*** Opening of THE DATA ***
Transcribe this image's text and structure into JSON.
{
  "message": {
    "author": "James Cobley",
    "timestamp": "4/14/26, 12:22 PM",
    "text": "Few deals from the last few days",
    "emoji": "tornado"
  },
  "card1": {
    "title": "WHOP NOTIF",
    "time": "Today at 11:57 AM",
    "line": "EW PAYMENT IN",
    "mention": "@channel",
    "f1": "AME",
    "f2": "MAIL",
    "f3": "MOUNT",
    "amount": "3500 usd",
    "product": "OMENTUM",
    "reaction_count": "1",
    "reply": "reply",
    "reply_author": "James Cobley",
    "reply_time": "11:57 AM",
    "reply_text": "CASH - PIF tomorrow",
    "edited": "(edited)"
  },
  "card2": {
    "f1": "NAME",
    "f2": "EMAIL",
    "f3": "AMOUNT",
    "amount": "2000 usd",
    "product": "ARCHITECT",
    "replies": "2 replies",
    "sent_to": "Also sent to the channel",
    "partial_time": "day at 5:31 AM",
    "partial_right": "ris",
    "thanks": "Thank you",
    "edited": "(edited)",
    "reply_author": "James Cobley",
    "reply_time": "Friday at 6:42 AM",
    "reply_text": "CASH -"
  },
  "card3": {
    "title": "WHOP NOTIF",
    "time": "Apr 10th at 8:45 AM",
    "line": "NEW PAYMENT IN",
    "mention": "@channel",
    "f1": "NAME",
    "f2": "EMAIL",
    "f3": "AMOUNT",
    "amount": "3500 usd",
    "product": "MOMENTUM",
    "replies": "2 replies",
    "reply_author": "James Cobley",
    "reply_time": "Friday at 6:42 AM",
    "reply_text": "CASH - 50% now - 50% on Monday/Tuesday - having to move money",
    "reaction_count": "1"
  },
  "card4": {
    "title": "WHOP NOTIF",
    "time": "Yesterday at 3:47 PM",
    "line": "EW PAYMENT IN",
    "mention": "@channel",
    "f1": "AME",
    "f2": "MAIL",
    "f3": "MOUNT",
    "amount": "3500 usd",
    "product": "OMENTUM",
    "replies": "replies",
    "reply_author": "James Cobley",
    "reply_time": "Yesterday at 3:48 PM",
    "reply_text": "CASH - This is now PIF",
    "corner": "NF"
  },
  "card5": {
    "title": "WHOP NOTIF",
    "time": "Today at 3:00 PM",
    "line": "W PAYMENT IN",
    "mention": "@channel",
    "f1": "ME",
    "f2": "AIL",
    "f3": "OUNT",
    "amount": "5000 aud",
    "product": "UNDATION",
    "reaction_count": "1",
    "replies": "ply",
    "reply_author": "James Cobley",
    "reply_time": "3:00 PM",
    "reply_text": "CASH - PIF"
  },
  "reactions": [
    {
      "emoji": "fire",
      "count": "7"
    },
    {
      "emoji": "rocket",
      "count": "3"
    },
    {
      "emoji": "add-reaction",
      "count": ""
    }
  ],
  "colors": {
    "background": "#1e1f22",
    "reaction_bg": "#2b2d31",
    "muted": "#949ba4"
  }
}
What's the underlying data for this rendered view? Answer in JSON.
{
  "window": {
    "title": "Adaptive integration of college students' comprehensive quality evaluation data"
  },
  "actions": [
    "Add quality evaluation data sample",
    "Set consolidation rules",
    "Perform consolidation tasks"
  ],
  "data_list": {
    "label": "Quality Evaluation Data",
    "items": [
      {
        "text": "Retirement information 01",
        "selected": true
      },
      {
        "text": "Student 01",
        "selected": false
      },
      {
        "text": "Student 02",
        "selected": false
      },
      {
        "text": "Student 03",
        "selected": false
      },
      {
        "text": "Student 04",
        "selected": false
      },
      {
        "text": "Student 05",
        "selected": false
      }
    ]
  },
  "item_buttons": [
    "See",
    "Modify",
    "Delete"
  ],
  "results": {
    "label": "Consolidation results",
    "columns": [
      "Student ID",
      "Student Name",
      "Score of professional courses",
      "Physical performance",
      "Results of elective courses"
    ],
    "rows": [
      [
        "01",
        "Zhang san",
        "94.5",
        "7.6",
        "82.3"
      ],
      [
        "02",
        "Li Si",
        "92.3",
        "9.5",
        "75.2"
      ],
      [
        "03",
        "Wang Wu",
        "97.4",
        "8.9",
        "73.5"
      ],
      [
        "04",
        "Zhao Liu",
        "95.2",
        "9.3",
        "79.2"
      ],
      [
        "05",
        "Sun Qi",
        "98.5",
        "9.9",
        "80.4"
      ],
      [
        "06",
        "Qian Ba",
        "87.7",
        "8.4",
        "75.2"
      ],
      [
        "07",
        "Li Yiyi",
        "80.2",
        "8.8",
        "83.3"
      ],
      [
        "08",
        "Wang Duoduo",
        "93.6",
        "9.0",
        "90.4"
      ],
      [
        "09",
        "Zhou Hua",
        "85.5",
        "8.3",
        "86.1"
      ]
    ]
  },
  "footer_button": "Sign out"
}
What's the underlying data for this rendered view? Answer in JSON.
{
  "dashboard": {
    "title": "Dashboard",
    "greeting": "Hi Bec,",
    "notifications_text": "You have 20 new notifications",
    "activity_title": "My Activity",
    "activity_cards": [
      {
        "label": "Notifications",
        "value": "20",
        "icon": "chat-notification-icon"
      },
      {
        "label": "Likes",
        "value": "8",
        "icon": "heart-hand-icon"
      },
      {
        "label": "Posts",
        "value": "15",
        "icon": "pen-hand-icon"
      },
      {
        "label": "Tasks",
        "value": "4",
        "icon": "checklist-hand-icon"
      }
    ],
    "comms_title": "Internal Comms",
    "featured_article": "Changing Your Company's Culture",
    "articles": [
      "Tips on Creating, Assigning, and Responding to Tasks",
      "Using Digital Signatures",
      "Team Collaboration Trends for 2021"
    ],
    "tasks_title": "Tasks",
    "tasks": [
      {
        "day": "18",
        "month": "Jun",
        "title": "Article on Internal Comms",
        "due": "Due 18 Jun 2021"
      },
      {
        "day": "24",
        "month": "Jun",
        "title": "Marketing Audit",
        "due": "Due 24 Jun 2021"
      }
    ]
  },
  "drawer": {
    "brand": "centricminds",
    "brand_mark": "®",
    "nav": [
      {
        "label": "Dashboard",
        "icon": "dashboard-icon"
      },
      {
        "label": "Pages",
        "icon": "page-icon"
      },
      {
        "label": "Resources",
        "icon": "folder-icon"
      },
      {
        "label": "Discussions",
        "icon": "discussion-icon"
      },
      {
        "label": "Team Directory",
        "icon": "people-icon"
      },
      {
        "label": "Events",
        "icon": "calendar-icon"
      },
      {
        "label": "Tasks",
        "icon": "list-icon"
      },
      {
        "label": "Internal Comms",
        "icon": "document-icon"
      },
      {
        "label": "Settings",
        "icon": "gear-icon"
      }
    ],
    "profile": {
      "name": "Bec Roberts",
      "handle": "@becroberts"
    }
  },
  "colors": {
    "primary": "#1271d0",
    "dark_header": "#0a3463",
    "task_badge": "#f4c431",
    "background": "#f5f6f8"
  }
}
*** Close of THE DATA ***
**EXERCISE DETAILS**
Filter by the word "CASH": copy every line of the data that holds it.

**YOUR SOLUTION**
    "reply_text": "CASH - PIF tomorrow",
    "reply_text": "CASH -"
    "reply_text": "CASH - 50% now - 50% on Monday/Tuesday - having to move money",
    "reply_text": "CASH - This is now PIF",
    "reply_text": "CASH - PIF"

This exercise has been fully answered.